Published on

Published in: Education
  • Be the first to comment

  • Be the first to like this

No Downloads
Total views
On SlideShare
From Embeds
Number of Embeds
Embeds 0
No embeds

No notes for slide


  1. 1. Summary of Kohlberg  At stage 1 children think of what is right as that which authority says is right. Doing the right thing is obeying authority and avoiding punishment.  At stage 2, children are no longer so impressed by any single authority; they see that there are different sides to any issue. Since everything is relative, one is free to pursue one's own interests, although it is often useful to make deals and exchange favors with others.
  2. 2.  At stages 3 and 4, young people think as members of the conventional society with its values, norms, and expectations.  At stage 3, they emphasize being a good person, which basically means having helpful motives toward people close to one  At stage 4, the concern shifts toward obeying laws to maintain society as a whole.
  3. 3.  At stages 5 and 6 people are less concerned with maintaining society for it own sake, and more concerned with the principles and values that make for a good society.  At stage 5 they emphasize basic rights and the democratic processes that give everyone a say.  At stage 6 they define the principles by which agreement will be most just.
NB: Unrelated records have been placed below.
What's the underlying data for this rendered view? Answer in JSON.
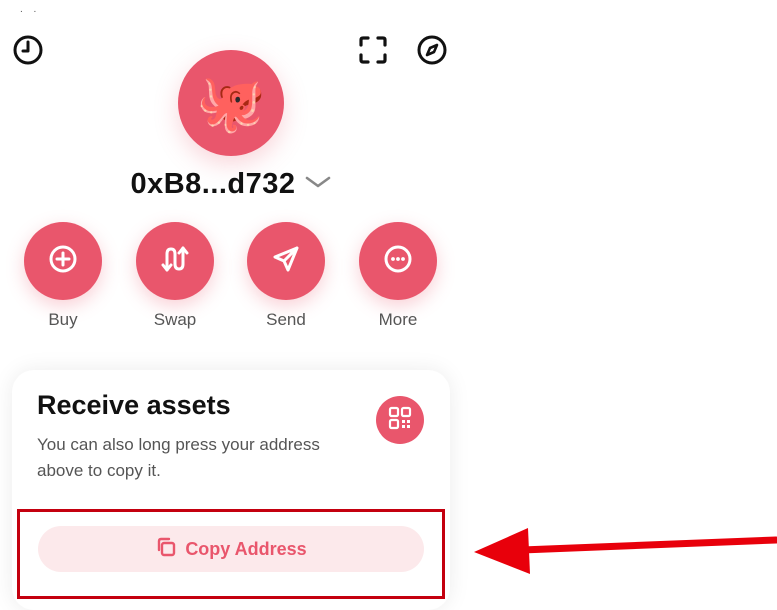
{
  "status_bar": {
    "dots": ". ."
  },
  "header": {
    "history_icon": "clock-icon",
    "scan_icon": "scan-frame-icon",
    "explore_icon": "compass-icon"
  },
  "wallet": {
    "avatar_emoji": "🐙",
    "address": "0xB8...d732",
    "accent_color": "#E9566C"
  },
  "actions": [
    {
      "label": "Buy",
      "icon": "plus-circle-icon"
    },
    {
      "label": "Swap",
      "icon": "swap-arrows-icon"
    },
    {
      "label": "Send",
      "icon": "send-icon"
    },
    {
      "label": "More",
      "icon": "more-dots-icon"
    }
  ],
  "receive_card": {
    "title": "Receive assets",
    "description": "You can also long press your address above to copy it.",
    "qr_icon": "qr-code-icon",
    "copy_button_label": "Copy Address",
    "copy_icon": "copy-icon"
  },
  "annotation": {
    "highlight_color": "#C4000F",
    "arrow_color": "#E8000B"
  }
}
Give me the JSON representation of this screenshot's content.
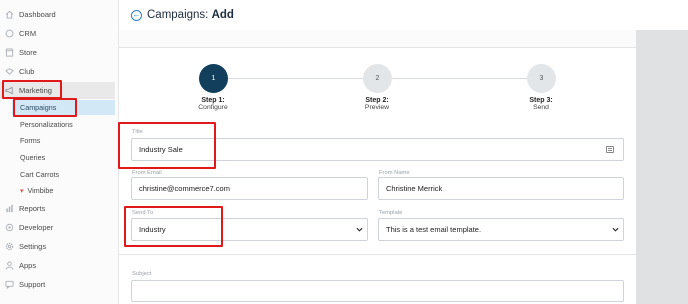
{
  "sidebar": {
    "items": [
      {
        "label": "Dashboard",
        "icon": "home-icon"
      },
      {
        "label": "CRM",
        "icon": "crm-icon"
      },
      {
        "label": "Store",
        "icon": "store-icon"
      },
      {
        "label": "Club",
        "icon": "club-icon"
      },
      {
        "label": "Marketing",
        "icon": "megaphone-icon"
      },
      {
        "label": "Reports",
        "icon": "reports-icon"
      },
      {
        "label": "Developer",
        "icon": "developer-icon"
      },
      {
        "label": "Settings",
        "icon": "gear-icon"
      },
      {
        "label": "Apps",
        "icon": "apps-icon"
      },
      {
        "label": "Support",
        "icon": "support-icon"
      }
    ],
    "marketing_sub": [
      {
        "label": "Campaigns"
      },
      {
        "label": "Personalizations"
      },
      {
        "label": "Forms"
      },
      {
        "label": "Queries"
      },
      {
        "label": "Cart Carrots"
      },
      {
        "label": "Vimbibe"
      }
    ]
  },
  "header": {
    "title_prefix": "Campaigns:",
    "title_action": "Add"
  },
  "stepper": {
    "steps": [
      {
        "number": "1",
        "label": "Step 1:",
        "sub": "Configure",
        "state": "active"
      },
      {
        "number": "2",
        "label": "Step 2:",
        "sub": "Preview",
        "state": "pending"
      },
      {
        "number": "3",
        "label": "Step 3:",
        "sub": "Send",
        "state": "pending"
      }
    ]
  },
  "form": {
    "title_label": "Title",
    "title_value": "Industry Sale",
    "from_email_label": "From Email",
    "from_email_value": "christine@commerce7.com",
    "from_name_label": "From Name",
    "from_name_value": "Christine Merrick",
    "send_to_label": "Send To",
    "send_to_value": "Industry",
    "template_label": "Template",
    "template_value": "This is a test email template.",
    "subject_label": "Subject",
    "subject_value": ""
  },
  "colors": {
    "highlight_box": "#e01a1a",
    "active_step": "#123f5c",
    "active_subitem_bg": "#d3e8f7",
    "back_icon": "#2f7ec2"
  }
}
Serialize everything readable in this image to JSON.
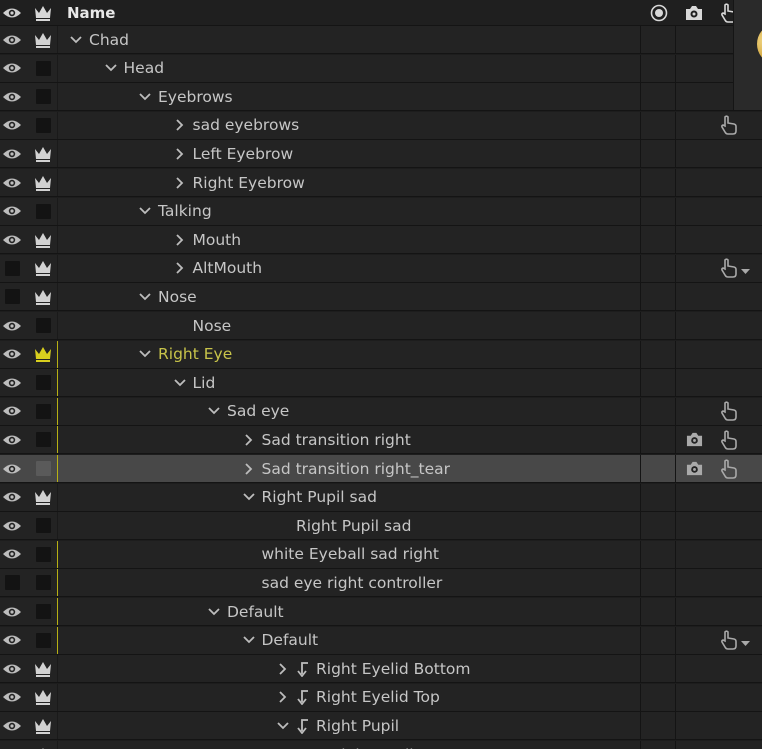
{
  "header": {
    "name_label": "Name"
  },
  "colors": {
    "accent_yellow": "#c8c44a",
    "row_background": "#232323",
    "selected_row": "#484848"
  },
  "layers": [
    {
      "label": "Chad",
      "depth": 0,
      "expander": "down",
      "eye": true,
      "crown": true
    },
    {
      "label": "Head",
      "depth": 1,
      "expander": "down",
      "eye": true,
      "crown": false
    },
    {
      "label": "Eyebrows",
      "depth": 2,
      "expander": "down",
      "eye": true,
      "crown": false
    },
    {
      "label": "sad eyebrows",
      "depth": 3,
      "expander": "right",
      "eye": true,
      "crown": false,
      "touch": "hand"
    },
    {
      "label": "Left Eyebrow",
      "depth": 3,
      "expander": "right",
      "eye": true,
      "crown": true
    },
    {
      "label": "Right Eyebrow",
      "depth": 3,
      "expander": "right",
      "eye": true,
      "crown": true
    },
    {
      "label": "Talking",
      "depth": 2,
      "expander": "down",
      "eye": true,
      "crown": false
    },
    {
      "label": "Mouth",
      "depth": 3,
      "expander": "right",
      "eye": true,
      "crown": true
    },
    {
      "label": "AltMouth",
      "depth": 3,
      "expander": "right",
      "eye": false,
      "crown": true,
      "touch": "hand-dropdown"
    },
    {
      "label": "Nose",
      "depth": 2,
      "expander": "down",
      "eye": false,
      "crown": true
    },
    {
      "label": "Nose",
      "depth": 3,
      "expander": "none",
      "eye": true,
      "crown": false
    },
    {
      "label": "Right Eye",
      "depth": 2,
      "expander": "down",
      "eye": true,
      "crown": true,
      "crown_yellow": true,
      "label_yellow": true,
      "mark": "yellow"
    },
    {
      "label": "Lid",
      "depth": 3,
      "expander": "down",
      "eye": true,
      "crown": false,
      "mark": "yellow"
    },
    {
      "label": "Sad eye",
      "depth": 4,
      "expander": "down",
      "eye": true,
      "crown": false,
      "mark": "yellow",
      "touch": "hand"
    },
    {
      "label": "Sad transition right",
      "depth": 5,
      "expander": "right",
      "eye": true,
      "crown": false,
      "mark": "yellow",
      "camera": true,
      "touch": "hand"
    },
    {
      "label": "Sad transition right_tear",
      "depth": 5,
      "expander": "right",
      "eye": true,
      "crown": false,
      "mark": "yellow",
      "camera": true,
      "touch": "hand",
      "selected": true
    },
    {
      "label": "Right Pupil sad",
      "depth": 5,
      "expander": "down",
      "eye": true,
      "crown": true
    },
    {
      "label": "Right Pupil sad",
      "depth": 6,
      "expander": "none",
      "eye": true,
      "crown": false
    },
    {
      "label": "white Eyeball sad right",
      "depth": 5,
      "expander": "none",
      "eye": true,
      "crown": false,
      "mark": "yellow"
    },
    {
      "label": "sad eye right controller",
      "depth": 5,
      "expander": "none",
      "eye": false,
      "crown": false,
      "mark": "yellow"
    },
    {
      "label": "Default",
      "depth": 4,
      "expander": "down",
      "eye": true,
      "crown": false,
      "mark": "yellow"
    },
    {
      "label": "Default",
      "depth": 5,
      "expander": "down",
      "eye": true,
      "crown": false,
      "mark": "yellow",
      "touch": "hand-dropdown"
    },
    {
      "label": "Right Eyelid Bottom",
      "depth": 6,
      "expander": "right",
      "eye": true,
      "crown": true,
      "ik": true
    },
    {
      "label": "Right Eyelid Top",
      "depth": 6,
      "expander": "right",
      "eye": true,
      "crown": true,
      "ik": true
    },
    {
      "label": "Right Pupil",
      "depth": 6,
      "expander": "down",
      "eye": true,
      "crown": true,
      "ik": true
    },
    {
      "label": "Right Pupil",
      "depth": 7,
      "expander": "none",
      "eye": true,
      "crown": true
    }
  ]
}
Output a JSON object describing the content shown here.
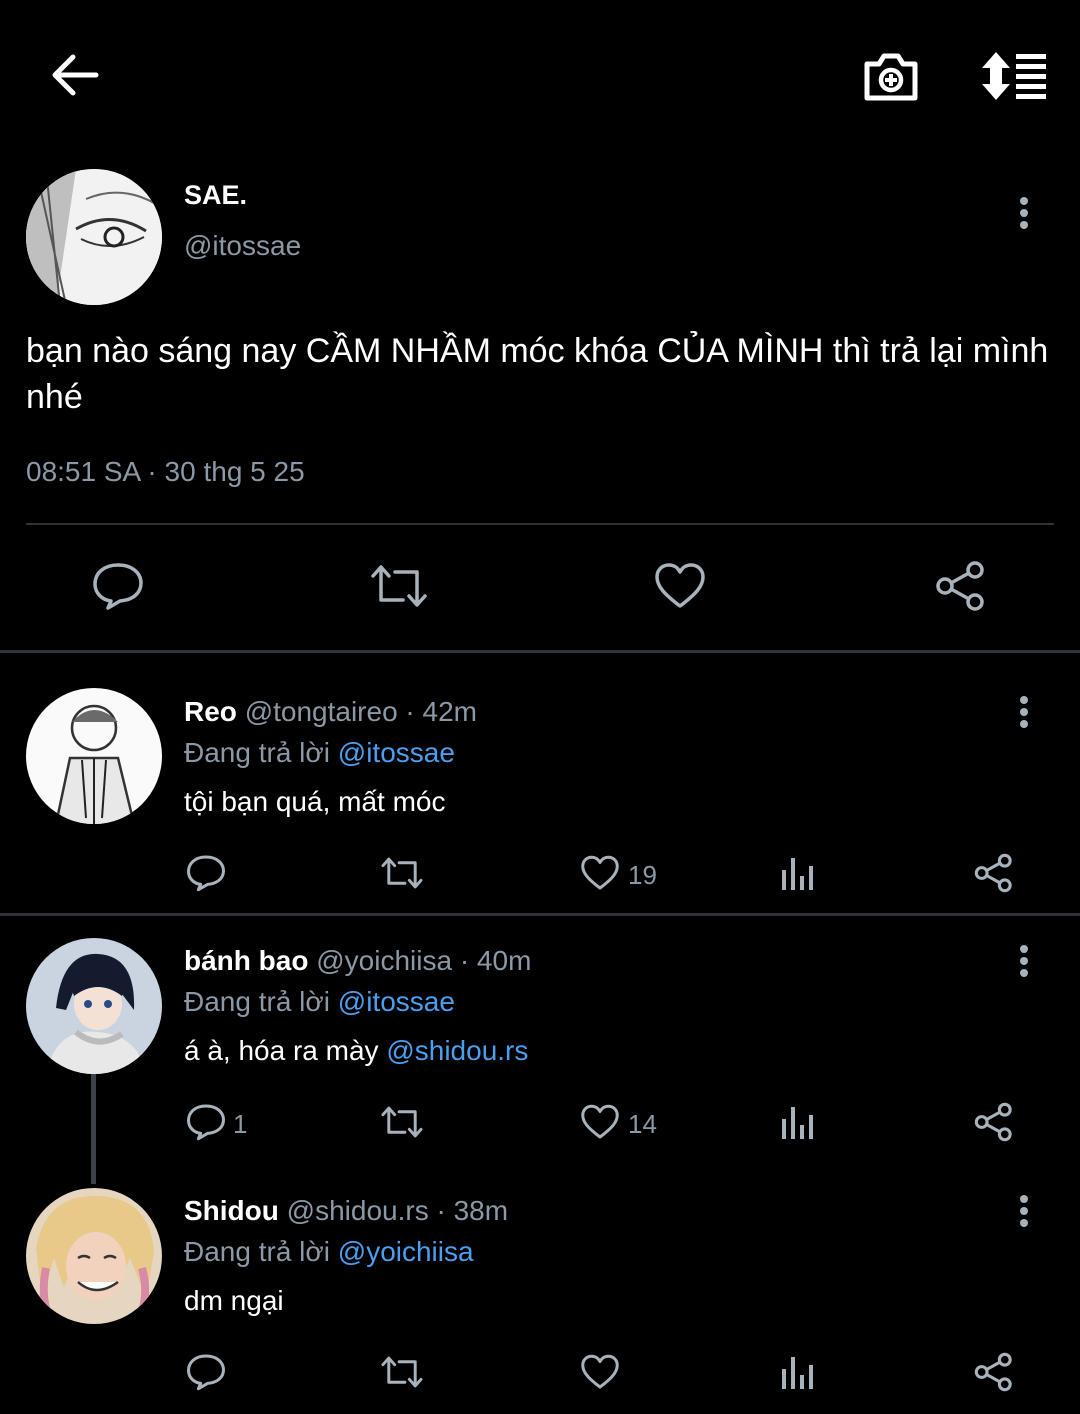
{
  "header": {
    "back_icon": "arrow-left-icon",
    "camera_icon": "camera-add-icon",
    "sort_icon": "sort-list-icon"
  },
  "tweet": {
    "name": "SAE.",
    "handle": "@itossae",
    "text": "bạn nào sáng nay CẦM NHẦM móc khóa CỦA MÌNH thì trả lại mình nhé",
    "timestamp": "08:51 SA · 30 thg 5 25",
    "actions": [
      "reply-icon",
      "retweet-icon",
      "heart-icon",
      "share-icon"
    ]
  },
  "replies": [
    {
      "name": "Reo",
      "handle_time": "@tongtaireo · 42m",
      "replying_prefix": "Đang trả lời",
      "replying_to": "@itossae",
      "text": "tội bạn quá, mất móc",
      "mention": "",
      "reply_count": "",
      "like_count": "19"
    },
    {
      "name": "bánh bao",
      "handle_time": "@yoichiisa · 40m",
      "replying_prefix": "Đang trả lời",
      "replying_to": "@itossae",
      "text": "á à, hóa ra mày ",
      "mention": "@shidou.rs",
      "reply_count": "1",
      "like_count": "14"
    },
    {
      "name": "Shidou",
      "handle_time": "@shidou.rs · 38m",
      "replying_prefix": "Đang trả lời",
      "replying_to": "@yoichiisa",
      "text": "dm ngại",
      "mention": "",
      "reply_count": "",
      "like_count": ""
    }
  ],
  "colors": {
    "background": "#000000",
    "text": "#ffffff",
    "muted": "#8b98a5",
    "link": "#4c9ff0",
    "divider": "#2f3336"
  }
}
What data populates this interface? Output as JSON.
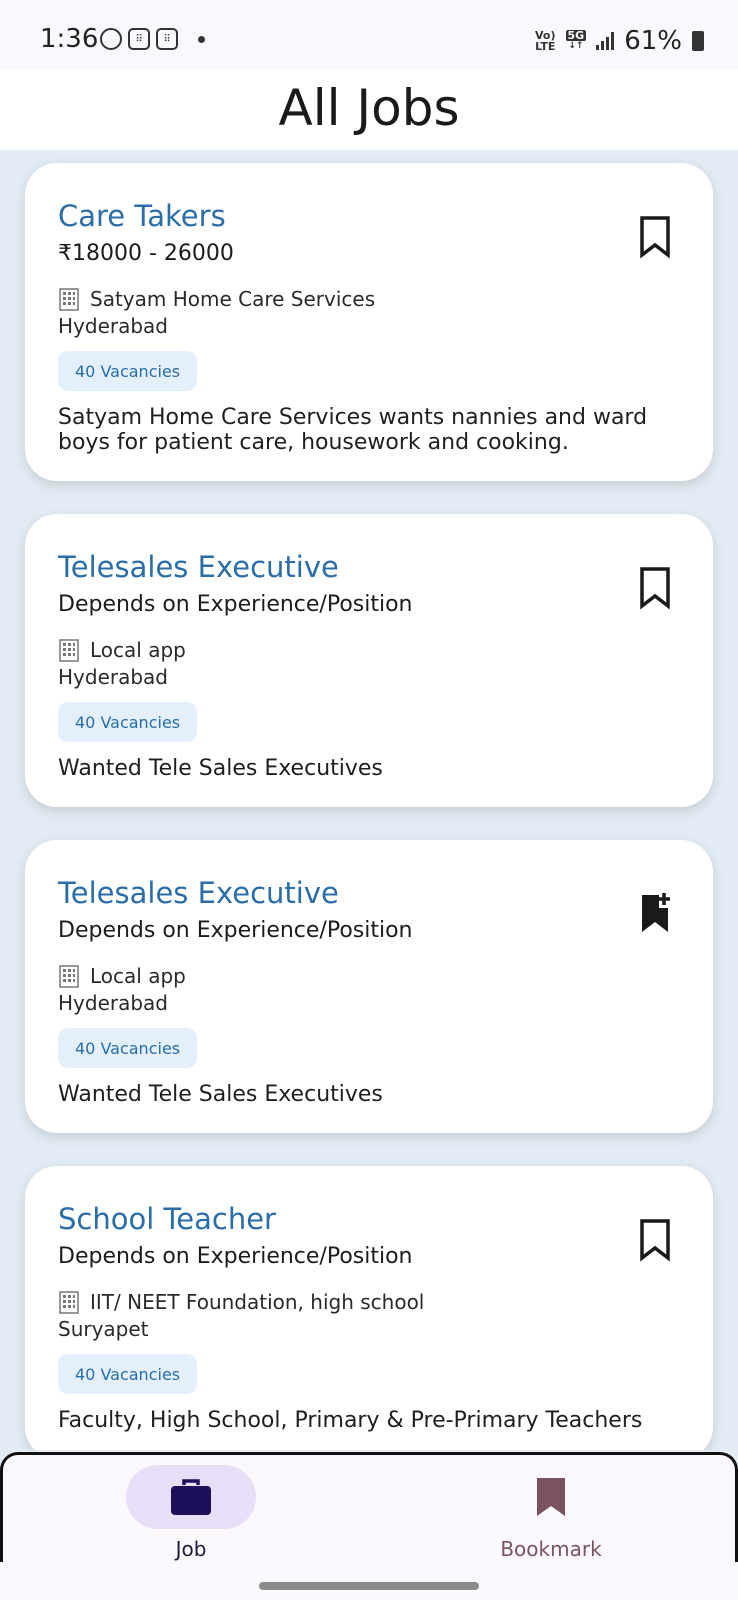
{
  "status_bar": {
    "time": "1:36",
    "network_top": "Vo)",
    "network_bottom": "LTE",
    "network_5g": "5G",
    "battery": "61%"
  },
  "header": {
    "title": "All Jobs"
  },
  "jobs": [
    {
      "title": "Care Takers",
      "salary": "₹18000 - 26000",
      "company": "Satyam Home Care Services",
      "location": "Hyderabad",
      "vacancies": "40 Vacancies",
      "description": "Satyam Home Care Services wants nannies and ward boys for patient care, housework and cooking.",
      "bookmark_icon": "bookmark-outline-icon"
    },
    {
      "title": "Telesales Executive",
      "salary": "Depends on Experience/Position",
      "company": "Local app",
      "location": "Hyderabad",
      "vacancies": "40 Vacancies",
      "description": "Wanted Tele Sales Executives",
      "bookmark_icon": "bookmark-outline-icon"
    },
    {
      "title": "Telesales Executive",
      "salary": "Depends on Experience/Position",
      "company": "Local app",
      "location": "Hyderabad",
      "vacancies": "40 Vacancies",
      "description": "Wanted Tele Sales Executives",
      "bookmark_icon": "bookmark-added-icon"
    },
    {
      "title": "School Teacher",
      "salary": "Depends on Experience/Position",
      "company": "IIT/ NEET Foundation, high school",
      "location": "Suryapet",
      "vacancies": "40 Vacancies",
      "description": "Faculty, High School, Primary & Pre-Primary Teachers",
      "bookmark_icon": "bookmark-outline-icon"
    }
  ],
  "bottom_nav": {
    "job_label": "Job",
    "bookmark_label": "Bookmark",
    "active": "Job"
  },
  "colors": {
    "title_blue": "#2a6da8",
    "badge_bg": "#e3f0fb",
    "nav_pill": "#e8def8",
    "job_icon": "#1d0f5a",
    "bookmark_nav_icon": "#7a5360"
  }
}
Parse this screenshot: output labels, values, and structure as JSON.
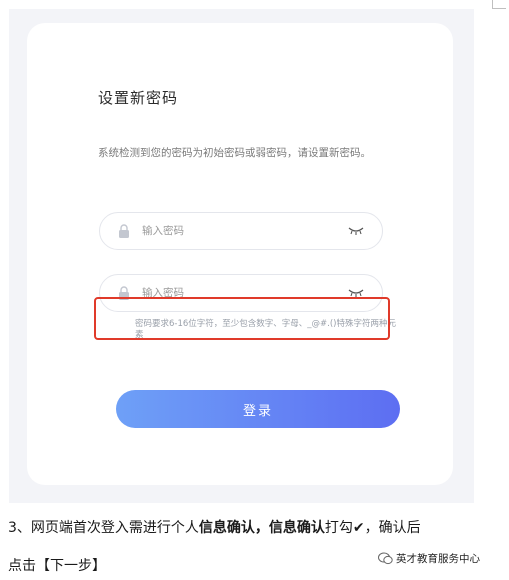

W.C. Crain. (1985). Theories of Development. Prentice-Hall. pp. 118-136. http://faculty.plts.edu/gpence/html/kohlberg.htm
  4. 4. Criticisms - Cultural  How would Kohlberg's stages apply to the great Eastern philosophies?  Or to moral development in many traditional village cultures?
  5. 5. Criticisms - Gender  For males, advanced moral thought revolves around rules, rights, and abstract principles. The ideal is formal justice, in which all parties evaluate one another's claims in an impartial manner.
  6. 6. Carol Gilligan  For women, morality centers not on rights and rules but on interpersonal relationships and the ethics of compassion and care.  The ideal is not impersonal justice but more affirmative ways of living. Women's morality is more contextualized, tied to real, ongoing relationships rather than abstract solutions to hypothetical dilemmas.
  7. 7. Criticisms -- Conceptual  Some psychologists argue that stage theories are simplistic and don’t adequately capture how people learn and develop
  8. 8. Missing white woman syndrome  What does this refer to?  Brianna Denison, Leslie Mazzara
  9. 9. City of Reno Missing Persons  City of Reno – Missing Persons
  10. 10. Jessica Lynch “I am still confused as to why they chose to lie and tried to make me a legend when the real heroics of my fellow soldiers that day were, in fact, legendary. People like Lori Piestewa and First Sergeant Dowdy who picked up fellow soldiers in harm's way. Or people like Patrick Miller and Sergeant Donald Walters who actually fought until the very end. The bottom line is the American people are capable of determining their own ideals of heroes and they don't need to be told elaborate tales.”
  11. 11. The Fault Lines concept was conceived by Robert C. Maynard. It is based on the notion that we as a nation are split along the five Fault Lines of race, class, gender, geography and generation. Maynard believed that in order to bridge these Fault Lines, journalists must not only admit they exist but also learn to talk, report and write across them. Acknowledging Fault Lines compels us as journalists to seek out those who present a range of views on an issue.
  12. 12. "This country cannot be the country we want it to be, if its story is told by only one group of citizens. Our goal is to give all Americans front-door access to the truth."
  13. 13. Fault Lines Perspectives -- Yours, and Your Sources'  Race/Ethnicity: Your race or your ethnicity influences your view of events. Gender: Your gender or sexual orientation affects your view of events. Generation: When you grew up affects your view of events. Class: Financial circumstances influence perspectives. Geography: Where you're from can shape how you see events.
  14. 14. 'We don't have to resolve our differences,’ We can agree to disagree.... 'The most important part is keeping our eyes on the master metaphor of the Fault Line. The society is split along five faults, and we try in vain to paper them over, fill them in or pretend they aren't there. (These) underlying forces, like those in the center of the earth, will thwart us until we come to see our differences as deep but completely natural things, as natural as geographic fault lines.'
  15. 15. 'It's no wonder that we're not accurately reflecting our communities. We haven't had a way of talking about it so we can get that coverage into the newsroom. The Fault Lines framework can take some of the charge out of these difficult conversations, reminding us that it is natural to see things from our own point of view. 'Instead of saying, 'What do you mean you don't see my point? People have learned to say, 'I think we have a Fault Line here,' which gives the other person a chance to think about it without getting defensive.’ Dori Maynard
  16. 16. Stereotypes  Old people are…  Teenagers are…  Men in college are…  Women in college are…  Conservatives are…  Liberals are…  Nevadans are…